Don’t miss your chance to visit some of your favorite animals after-hours at Boo at the Zoo, a frightfully fun evening of not-so-spooky Halloween fun for the whole family from Oct. 18 to 20. Our annual adults-only party, Night of the Living Zoo, follows on Oct. 25. 

Throughout the year, the Zoo is shining a spotlight on creatures great and small during our free Animal Discovery Day celebrations. This fall, we invite your constituents to join us for Sloth Day (Oct. 20), Orangutan Caring Day (Nov. 14) and International Cheetah Day (Dec. 4). From 10 a.m. to 1 p.m. on these days, there will be extra keeper talks and animal demonstrations, as well as plenty of family-friendly activities and opportunities to lean about wildlife conservation.

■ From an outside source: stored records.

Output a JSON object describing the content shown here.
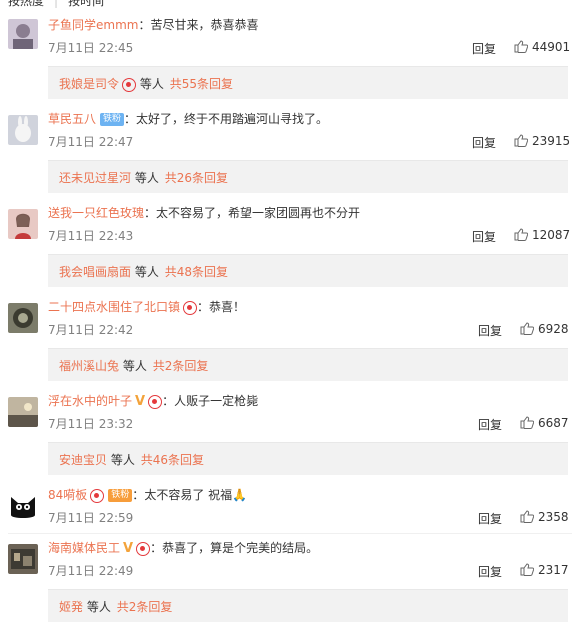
{
  "sort": {
    "hot": "按热度",
    "time": "按时间"
  },
  "comments": [
    {
      "user": "子鱼同学emmm",
      "text": "苦尽甘来，恭喜恭喜",
      "time": "7月11日 22:45",
      "likes": "44901",
      "reply_user": "我娘是司令",
      "etc": "等人",
      "reply_count": "共55条回复"
    },
    {
      "user": "草民五八",
      "fan_badge": "铁粉",
      "text": "太好了，终于不用踏遍河山寻找了。",
      "time": "7月11日 22:47",
      "likes": "23915",
      "reply_user": "还未见过星河",
      "etc": "等人",
      "reply_count": "共26条回复"
    },
    {
      "user": "送我一只红色玫瑰",
      "text": "太不容易了，希望一家团圆再也不分开",
      "time": "7月11日 22:43",
      "likes": "12087",
      "reply_user": "我会唱画扇面",
      "etc": "等人",
      "reply_count": "共48条回复"
    },
    {
      "user": "二十四点水围住了北口镇",
      "text": "恭喜！",
      "time": "7月11日 22:42",
      "likes": "6928",
      "reply_user": "福州溪山兔",
      "etc": "等人",
      "reply_count": "共2条回复"
    },
    {
      "user": "浮在水中的叶子",
      "text": "人贩子一定枪毙",
      "time": "7月11日 23:32",
      "likes": "6687",
      "reply_user": "安迪宝贝",
      "etc": "等人",
      "reply_count": "共46条回复"
    },
    {
      "user": "84嗬板",
      "fan_badge": "铁粉",
      "text": "太不容易了 祝福🙏",
      "time": "7月11日 22:59",
      "likes": "2358"
    },
    {
      "user": "海南媒体民工",
      "text": "恭喜了，算是个完美的结局。",
      "time": "7月11日 22:49",
      "likes": "2317",
      "reply_user": "姬発",
      "etc": "等人",
      "reply_count": "共2条回复"
    }
  ],
  "labels": {
    "reply": "回复",
    "colon": "："
  }
}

As we head into the holiday season, the D.C.-area’s favorite free light festival—ZooLights, powered by Pepco—will once again illuminate the Zoo. From Nov. 29 through Jan. 1, 2019 (except Dec. 24, 25 and 31), over half-a-million brightly colored environmentally friendly LED lights and animal-shaped displays will transform the Zoo’s trees, walkways and buildings into a dynamic and colorful winter wonderland. We look forward to hosting our third-annual GRUMP holiday market featuring the work of local artisans Dec. 6, 7 and 8. 

To help alleviate traffic during these fall and winter evening events, free Big Bus Tours will transport guests from the Woodley Park Metro Station to the Panda Plaza Bus Lot on a continuous loop. During ZooLights, Big Bus Tours will offer free shuttle rides on Saturdays, and the DC Circulator Bus will run Fridays, Saturdays and Sundays. DC Circulator Bus rides will cost $1 each way. As the schedules for each event vary, we invite your constituents to check the Zoo’s website to confirm the busses’ hours of operation so they can best plan their visit.

On Sept. 4, 2019, the Smithsonian’s National Zoo held its inaugural meeting with the Zoo Neighborhood Council (ZNC). The ZNC provides a clear and consistent forum for the Zoo to share relevant news, upcoming events and operations with local community leaders and stakeholders. These meetings serve as a soundboard where all parties can pinpoint areas that need improvement and work together to address those areas. We had a lively and productive discussion on a range of topics, including parking, Zoo perimeter fencing and visitor entry points; public transportation and ride shares; pedestrian/vehicle traffic during events; and bike path repair, among others.  I invite you to view the minutes of our first meeting in the Community News section of the Zoo’s website.

It’s important to me, and the Smithsonian, that our neighbors understand the priority we place on the safety and well-being for our visitors, staff, community and animals. To that end, you will see in the Community News minutes mentioned above that blue light emergency stations have been installed throughout the Zoo grounds. They are outfitted with speakers, intercoms, cameras and lights to issue emergency announcements. Testing of this mass notification system occurred the morning of Sept. 17 and went well.

We remain committed to open lines of communications with our neighbors. If you would like to submit feedback, please email You can also stay up-to-date on all the latest animal news and events by signing up for Zoo e-newsletters and following us on Facebook, Instagram and Twitter. As always, we look forward to seeing you at the Zoo!